Insightful Counsel For Complex Legal Matters

Ways to avoid probate through estate planning

On Behalf of | Nov 13, 2020 | Uncategorized |

Probate does not have a very good connotation for many in Tennessee. After all, probate can be a time-consuming and expensive process that can possibly lead to a reduction in the size of your estate. There are ways, however, to avoid probate through estate planning.

Payable on Death (POD) or Transfer on Death (TOD) accounts

Some bank accounts allow you do execute a Payable on Death (POD) or Transfer on Death (TOD) document. This document designates a beneficiary to whom these assets will go following your death without having to be probated.

Real property owned as joint tenants

Some people in Tennessee co-own a home or land with another person. This is called having joint tenancy with right of survivorship or, if the owners are married to one another, tenancy by the entirety. Once one owner passes on, their share in the property goes straight to the surviving co-owner without having to be probated.

Life insurance policies

If you have a life insurance policy, you will have designated a beneficiary to that policy. When you die, the funds from the life insurance policy will go directly to the named beneficiary on the policy without passing through probate. It is important to review these beneficiaries periodically, however, to ensure you still want them to obtain these assets upon your death and that they are able to.


A living trust or revocable trust is another means for avoiding probate. Assets are transferred from your name into the trust. Thus, when you die these assets are not counted as part of your probated estate, because they are owned by the trust.

Estate planning is crucial to avoiding probate

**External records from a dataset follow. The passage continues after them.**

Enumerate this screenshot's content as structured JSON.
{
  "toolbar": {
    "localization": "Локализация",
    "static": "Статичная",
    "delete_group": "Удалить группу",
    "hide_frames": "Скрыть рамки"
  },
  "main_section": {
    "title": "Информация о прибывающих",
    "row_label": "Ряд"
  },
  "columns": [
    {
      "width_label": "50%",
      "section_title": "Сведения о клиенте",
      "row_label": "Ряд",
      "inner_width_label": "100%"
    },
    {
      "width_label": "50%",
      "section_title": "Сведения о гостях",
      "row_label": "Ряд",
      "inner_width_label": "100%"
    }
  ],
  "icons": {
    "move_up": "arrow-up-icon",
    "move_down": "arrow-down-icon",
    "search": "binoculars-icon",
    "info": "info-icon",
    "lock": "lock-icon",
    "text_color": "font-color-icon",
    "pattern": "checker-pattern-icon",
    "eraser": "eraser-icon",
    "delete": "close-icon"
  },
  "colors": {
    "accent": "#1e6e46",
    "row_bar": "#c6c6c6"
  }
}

Those in Tennessee who wish to avoid probate, will want to make sure they take the steps necessary to execute a comprehensive estate plan that meets their wishes. This post does not contain legal advice. Estate planning attorneys may be a useful resource to those who have questions about probate.